▶ What the task requires: Write the data out again, exactly as given.

Records from a collection:
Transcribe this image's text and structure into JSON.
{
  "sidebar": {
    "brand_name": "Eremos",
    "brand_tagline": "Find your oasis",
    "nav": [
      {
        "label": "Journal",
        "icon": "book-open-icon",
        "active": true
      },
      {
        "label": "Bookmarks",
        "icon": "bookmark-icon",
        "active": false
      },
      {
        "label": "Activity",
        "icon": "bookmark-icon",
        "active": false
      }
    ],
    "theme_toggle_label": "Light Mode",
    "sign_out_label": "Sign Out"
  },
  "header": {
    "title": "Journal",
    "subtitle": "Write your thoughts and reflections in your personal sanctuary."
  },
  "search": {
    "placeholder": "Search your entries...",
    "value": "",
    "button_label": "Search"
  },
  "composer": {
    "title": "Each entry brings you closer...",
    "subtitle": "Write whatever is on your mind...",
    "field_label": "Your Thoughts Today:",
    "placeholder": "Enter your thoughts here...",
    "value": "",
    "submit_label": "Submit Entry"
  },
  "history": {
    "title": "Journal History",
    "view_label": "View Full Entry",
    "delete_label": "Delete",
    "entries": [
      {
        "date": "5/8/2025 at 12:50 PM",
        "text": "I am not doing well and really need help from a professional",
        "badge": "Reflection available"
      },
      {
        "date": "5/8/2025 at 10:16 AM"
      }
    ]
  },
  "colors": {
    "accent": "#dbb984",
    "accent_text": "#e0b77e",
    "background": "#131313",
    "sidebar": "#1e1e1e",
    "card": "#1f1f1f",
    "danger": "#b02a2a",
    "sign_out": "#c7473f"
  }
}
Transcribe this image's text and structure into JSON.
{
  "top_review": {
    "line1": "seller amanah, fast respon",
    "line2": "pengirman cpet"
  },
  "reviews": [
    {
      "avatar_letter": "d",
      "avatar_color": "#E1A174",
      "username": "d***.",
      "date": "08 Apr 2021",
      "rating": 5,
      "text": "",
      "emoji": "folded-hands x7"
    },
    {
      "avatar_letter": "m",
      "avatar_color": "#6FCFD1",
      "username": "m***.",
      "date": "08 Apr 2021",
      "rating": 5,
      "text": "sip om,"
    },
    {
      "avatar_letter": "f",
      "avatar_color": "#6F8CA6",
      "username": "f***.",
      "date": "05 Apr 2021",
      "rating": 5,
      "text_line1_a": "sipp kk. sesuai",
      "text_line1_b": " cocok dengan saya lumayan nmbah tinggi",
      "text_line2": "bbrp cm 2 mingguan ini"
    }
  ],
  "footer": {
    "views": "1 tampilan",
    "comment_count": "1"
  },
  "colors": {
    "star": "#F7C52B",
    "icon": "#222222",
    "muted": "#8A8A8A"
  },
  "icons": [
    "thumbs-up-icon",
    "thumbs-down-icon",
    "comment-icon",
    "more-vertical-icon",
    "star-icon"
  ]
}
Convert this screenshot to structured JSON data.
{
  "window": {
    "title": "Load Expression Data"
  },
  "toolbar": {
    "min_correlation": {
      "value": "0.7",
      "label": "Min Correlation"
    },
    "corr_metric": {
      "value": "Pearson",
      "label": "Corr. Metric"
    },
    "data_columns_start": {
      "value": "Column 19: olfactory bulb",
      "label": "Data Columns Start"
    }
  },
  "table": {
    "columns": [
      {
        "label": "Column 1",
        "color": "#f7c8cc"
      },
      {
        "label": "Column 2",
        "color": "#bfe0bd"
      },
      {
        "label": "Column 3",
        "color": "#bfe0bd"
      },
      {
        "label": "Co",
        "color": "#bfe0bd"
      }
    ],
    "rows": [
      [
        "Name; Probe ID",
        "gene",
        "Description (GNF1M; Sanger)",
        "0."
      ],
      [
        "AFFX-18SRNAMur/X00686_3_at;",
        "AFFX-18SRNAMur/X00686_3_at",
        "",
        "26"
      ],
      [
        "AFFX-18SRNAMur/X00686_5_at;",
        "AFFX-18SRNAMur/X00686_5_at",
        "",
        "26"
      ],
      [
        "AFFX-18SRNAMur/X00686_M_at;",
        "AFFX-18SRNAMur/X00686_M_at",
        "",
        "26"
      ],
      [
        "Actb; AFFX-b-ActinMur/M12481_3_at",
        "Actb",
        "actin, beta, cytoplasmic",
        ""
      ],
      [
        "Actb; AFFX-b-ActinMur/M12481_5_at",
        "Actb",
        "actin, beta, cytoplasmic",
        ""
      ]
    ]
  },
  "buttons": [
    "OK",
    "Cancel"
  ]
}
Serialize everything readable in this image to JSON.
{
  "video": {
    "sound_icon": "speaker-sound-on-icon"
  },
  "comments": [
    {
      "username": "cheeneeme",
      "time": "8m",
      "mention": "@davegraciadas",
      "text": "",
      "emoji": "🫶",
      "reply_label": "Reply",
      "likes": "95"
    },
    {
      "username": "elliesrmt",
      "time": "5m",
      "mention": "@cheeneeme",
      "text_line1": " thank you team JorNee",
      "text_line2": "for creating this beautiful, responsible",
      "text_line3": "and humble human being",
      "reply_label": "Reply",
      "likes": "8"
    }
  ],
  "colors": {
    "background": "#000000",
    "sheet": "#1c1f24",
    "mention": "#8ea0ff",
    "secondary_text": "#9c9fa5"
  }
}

▶ Solution to the problem:
Transcribe this image's text and structure into JSON.
{
  "sidebar": {
    "brand_name": "Eremos",
    "brand_tagline": "Find your oasis",
    "nav": [
      {
        "label": "Journal",
        "icon": "book-open-icon",
        "active": true
      },
      {
        "label": "Bookmarks",
        "icon": "bookmark-icon",
        "active": false
      },
      {
        "label": "Activity",
        "icon": "bookmark-icon",
        "active": false
      }
    ],
    "theme_toggle_label": "Light Mode",
    "sign_out_label": "Sign Out"
  },
  "header": {
    "title": "Journal",
    "subtitle": "Write your thoughts and reflections in your personal sanctuary."
  },
  "search": {
    "placeholder": "Search your entries...",
    "value": "",
    "button_label": "Search"
  },
  "composer": {
    "title": "Each entry brings you closer...",
    "subtitle": "Write whatever is on your mind...",
    "field_label": "Your Thoughts Today:",
    "placeholder": "Enter your thoughts here...",
    "value": "",
    "submit_label": "Submit Entry"
  },
  "history": {
    "title": "Journal History",
    "view_label": "View Full Entry",
    "delete_label": "Delete",
    "entries": [
      {
        "date": "5/8/2025 at 12:50 PM",
        "text": "I am not doing well and really need help from a professional",
        "badge": "Reflection available"
      },
      {
        "date": "5/8/2025 at 10:16 AM"
      }
    ]
  },
  "colors": {
    "accent": "#dbb984",
    "accent_text": "#e0b77e",
    "background": "#131313",
    "sidebar": "#1e1e1e",
    "card": "#1f1f1f",
    "danger": "#b02a2a",
    "sign_out": "#c7473f"
  }
}
Transcribe this image's text and structure into JSON.
{
  "top_review": {
    "line1": "seller amanah, fast respon",
    "line2": "pengirman cpet"
  },
  "reviews": [
    {
      "avatar_letter": "d",
      "avatar_color": "#E1A174",
      "username": "d***.",
      "date": "08 Apr 2021",
      "rating": 5,
      "text": "",
      "emoji": "folded-hands x7"
    },
    {
      "avatar_letter": "m",
      "avatar_color": "#6FCFD1",
      "username": "m***.",
      "date": "08 Apr 2021",
      "rating": 5,
      "text": "sip om,"
    },
    {
      "avatar_letter": "f",
      "avatar_color": "#6F8CA6",
      "username": "f***.",
      "date": "05 Apr 2021",
      "rating": 5,
      "text_line1_a": "sipp kk. sesuai",
      "text_line1_b": " cocok dengan saya lumayan nmbah tinggi",
      "text_line2": "bbrp cm 2 mingguan ini"
    }
  ],
  "footer": {
    "views": "1 tampilan",
    "comment_count": "1"
  },
  "colors": {
    "star": "#F7C52B",
    "icon": "#222222",
    "muted": "#8A8A8A"
  },
  "icons": [
    "thumbs-up-icon",
    "thumbs-down-icon",
    "comment-icon",
    "more-vertical-icon",
    "star-icon"
  ]
}
Convert this screenshot to structured JSON data.
{
  "window": {
    "title": "Load Expression Data"
  },
  "toolbar": {
    "min_correlation": {
      "value": "0.7",
      "label": "Min Correlation"
    },
    "corr_metric": {
      "value": "Pearson",
      "label": "Corr. Metric"
    },
    "data_columns_start": {
      "value": "Column 19: olfactory bulb",
      "label": "Data Columns Start"
    }
  },
  "table": {
    "columns": [
      {
        "label": "Column 1",
        "color": "#f7c8cc"
      },
      {
        "label": "Column 2",
        "color": "#bfe0bd"
      },
      {
        "label": "Column 3",
        "color": "#bfe0bd"
      },
      {
        "label": "Co",
        "color": "#bfe0bd"
      }
    ],
    "rows": [
      [
        "Name; Probe ID",
        "gene",
        "Description (GNF1M; Sanger)",
        "0."
      ],
      [
        "AFFX-18SRNAMur/X00686_3_at;",
        "AFFX-18SRNAMur/X00686_3_at",
        "",
        "26"
      ],
      [
        "AFFX-18SRNAMur/X00686_5_at;",
        "AFFX-18SRNAMur/X00686_5_at",
        "",
        "26"
      ],
      [
        "AFFX-18SRNAMur/X00686_M_at;",
        "AFFX-18SRNAMur/X00686_M_at",
        "",
        "26"
      ],
      [
        "Actb; AFFX-b-ActinMur/M12481_3_at",
        "Actb",
        "actin, beta, cytoplasmic",
        ""
      ],
      [
        "Actb; AFFX-b-ActinMur/M12481_5_at",
        "Actb",
        "actin, beta, cytoplasmic",
        ""
      ]
    ]
  },
  "buttons": [
    "OK",
    "Cancel"
  ]
}
Serialize everything readable in this image to JSON.
{
  "video": {
    "sound_icon": "speaker-sound-on-icon"
  },
  "comments": [
    {
      "username": "cheeneeme",
      "time": "8m",
      "mention": "@davegraciadas",
      "text": "",
      "emoji": "🫶",
      "reply_label": "Reply",
      "likes": "95"
    },
    {
      "username": "elliesrmt",
      "time": "5m",
      "mention": "@cheeneeme",
      "text_line1": " thank you team JorNee",
      "text_line2": "for creating this beautiful, responsible",
      "text_line3": "and humble human being",
      "reply_label": "Reply",
      "likes": "8"
    }
  ],
  "colors": {
    "background": "#000000",
    "sheet": "#1c1f24",
    "mention": "#8ea0ff",
    "secondary_text": "#9c9fa5"
  }
}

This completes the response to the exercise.